By Nico Kuhlmann The Legal Tech Link, an online newsletter in PDF file format by Thomson Reuters Legal Executive Institute, was first published in October 2016 and will be a quarterly summary of the players, events and ideas shaping the legal tech ecosystem. The editors are two well-known experts in this field: David Curle, Director […]Weiterlesen von "New Legal Tech Newsletter by Thomson Reuters Legal Executive Institute"
There is a lot of buzz around the word „AI“ in Legal Tech at the moment. AI is portrayed as the number one trend in the legal industry and beyond, with a particular focus on its potentially disruptive nature. Consequently, many lawyers want to understand how AI might change or disrupt their profession. Some are already a […]Weiterlesen von "What AI in Law Can and Can’t Do"
By Nico Kuhlmann Am Donnerstag, dem 20. Oktober 2016, veranstaltete die Fachgruppe Legal Technology des Bucerius Law School Alumni Vereins in Hamburg eine Podiumsdiskussion zum Thema „LAW MEETS CODE“, in deren Rahmen der Frage nachgegangen wurde, was es eigentlich heißt, als Jurist an der Schnittstelle von Recht und Technologie unterwegs zu sein. Auf dem Panel […]Weiterlesen von "LAW MEETS CODE – Podiumsdiskussion in Hamburg"

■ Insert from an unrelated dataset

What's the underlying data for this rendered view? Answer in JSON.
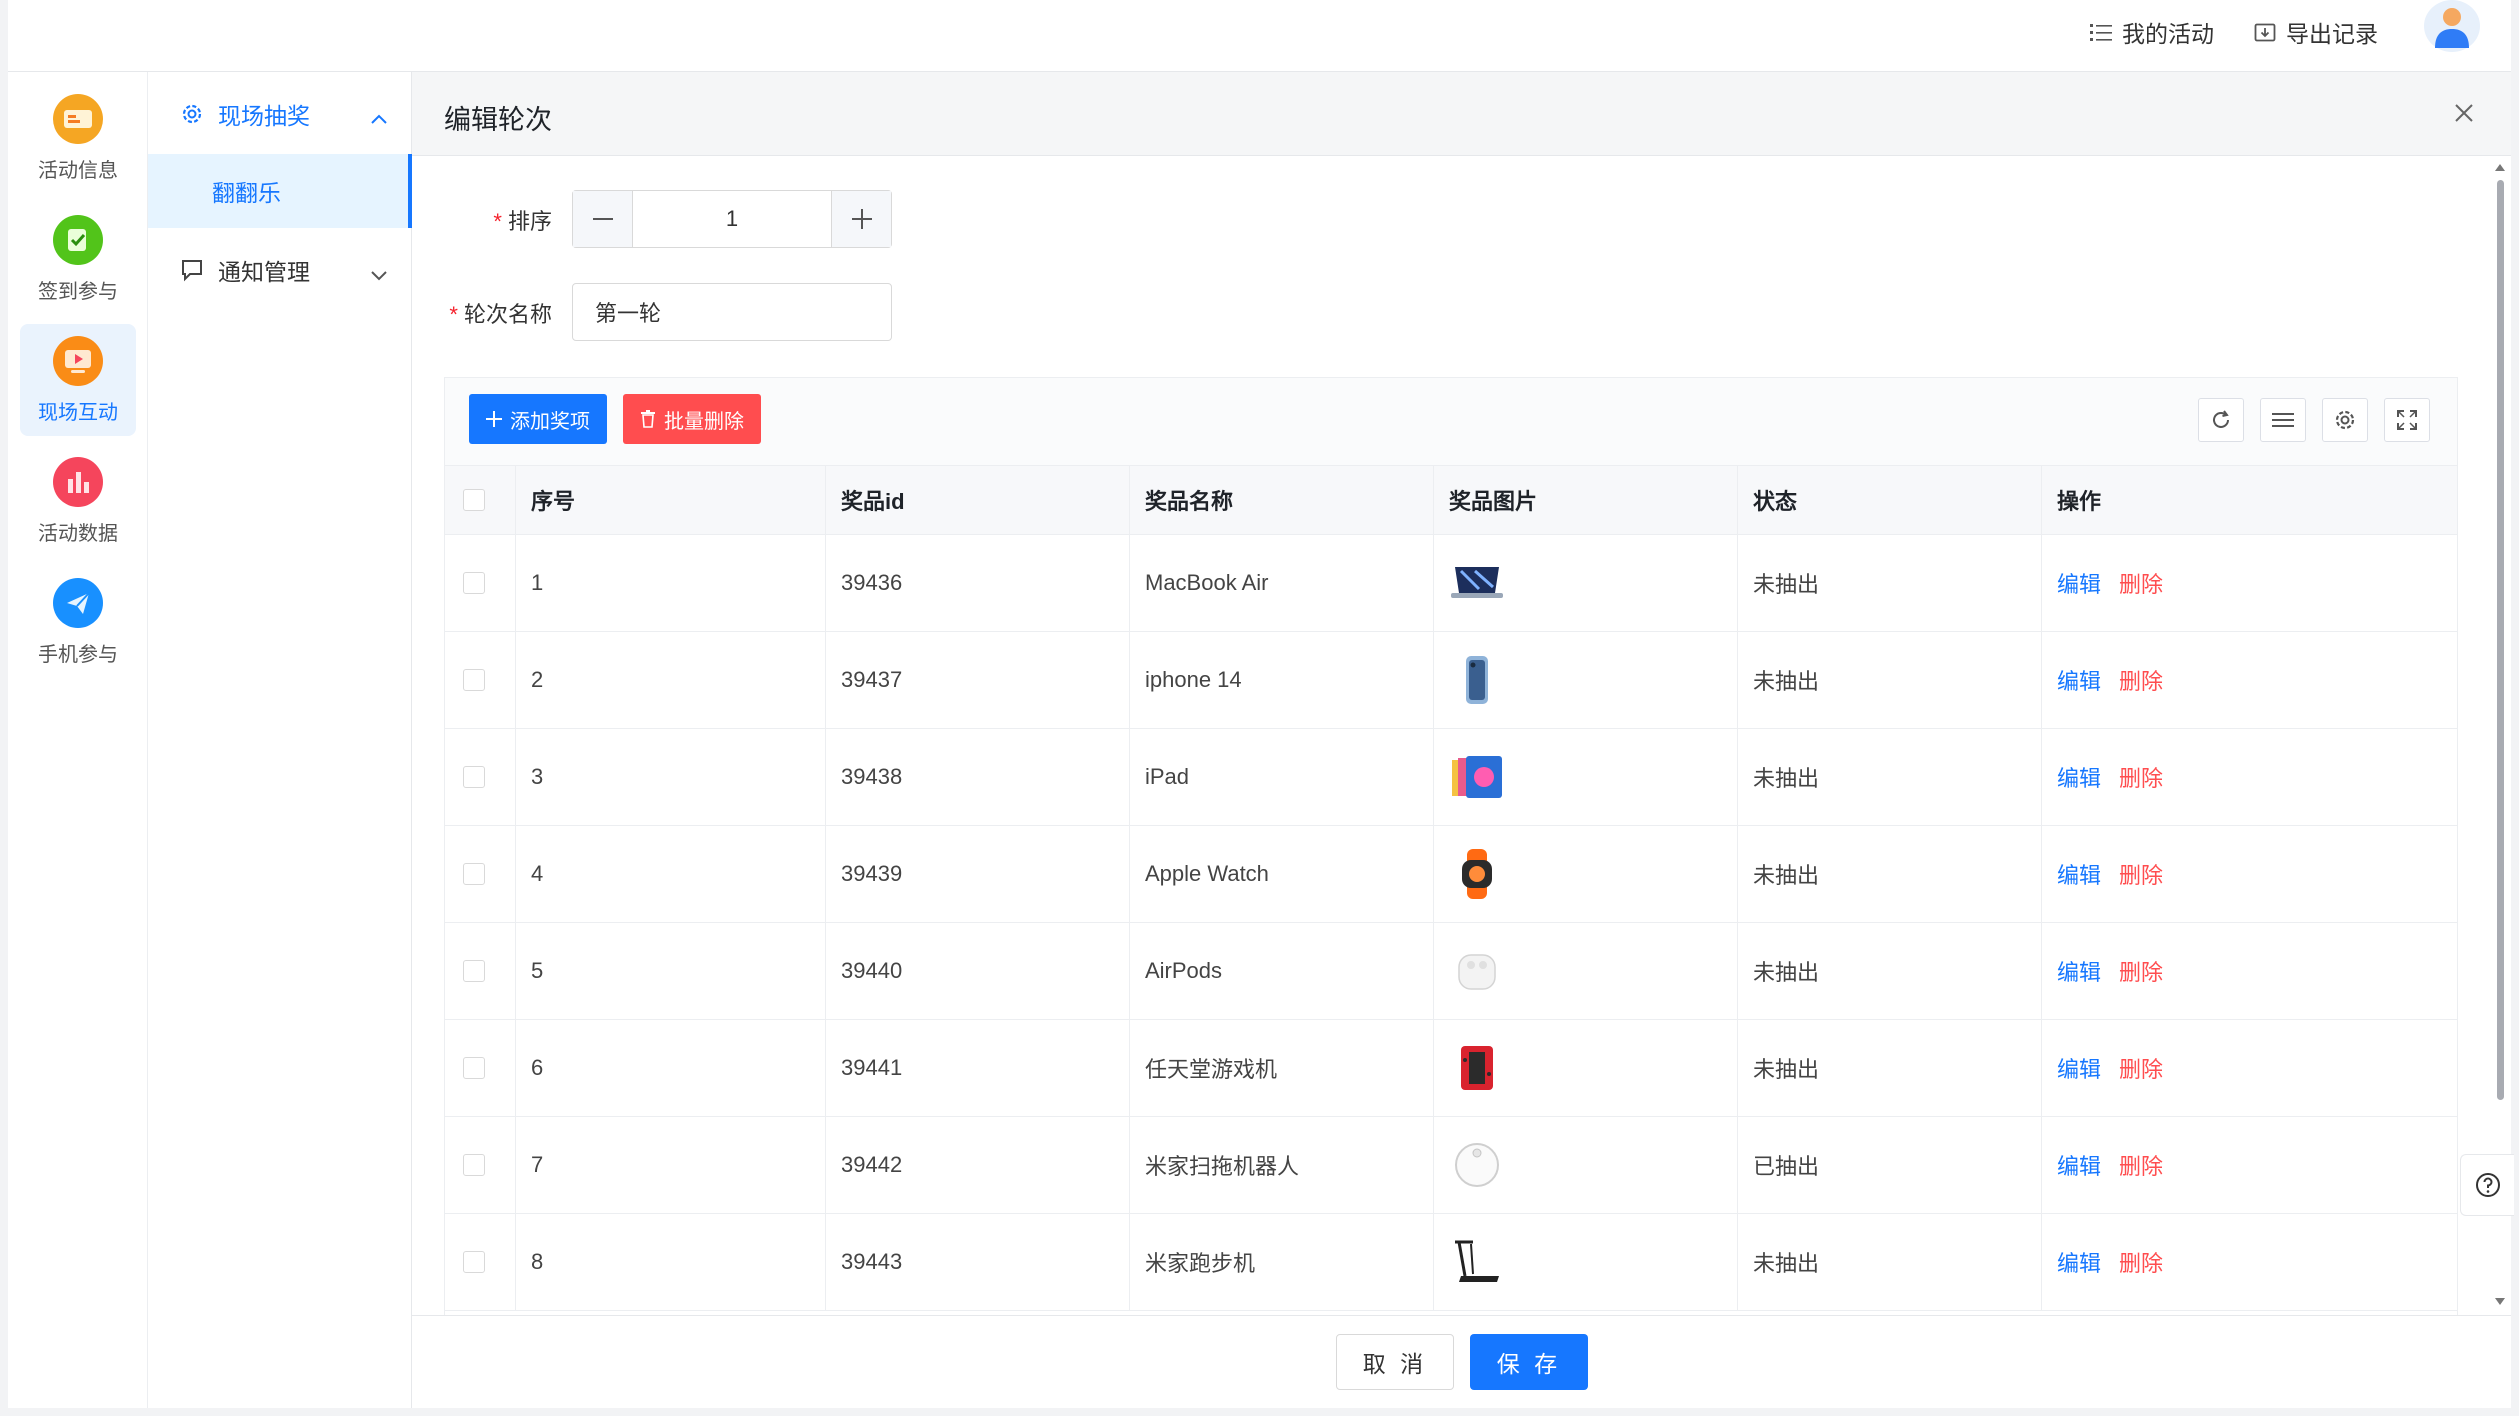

By Nico Kuhlmann (@NicoKuhlmann) Twitter can help you stay up to date of the current issues, events and publications. Of course, the prerequisite is to know whom to follow. The preparation of this list can be a time-consuming task. To give you guidance which lawyers, legal tech entrepreneurs and other members of the European legal […]Weiterlesen von "17 PEOPLE OF THE EUROPEAN LEGAL TECH COMMUNITY YOU SHOULD FOLLOW ON TWITTER"
In a couple of weeks I, along with a number of colleagues, will be embarking on a new journey – learning to code. We are piloting a course which has been specifically designed for lawyers in conjunction with CodeClan. CodeClan is Scotland’s first digital skills academy. I have advised them on legal issues since their […]Weiterlesen von "Coding for lawyers"
According to this recent article about ‘robot judges’ we are already living in the future. Of course, the headline is deliberately provocative – in reality the technology is not really a robot judge, but a prediction engine that has accurately predicted the outcome of almost 600 European Court of Human Rights cases with 80% accuracy. […]Weiterlesen von "Artificial Intelligence and the Law: Hype vs Reality"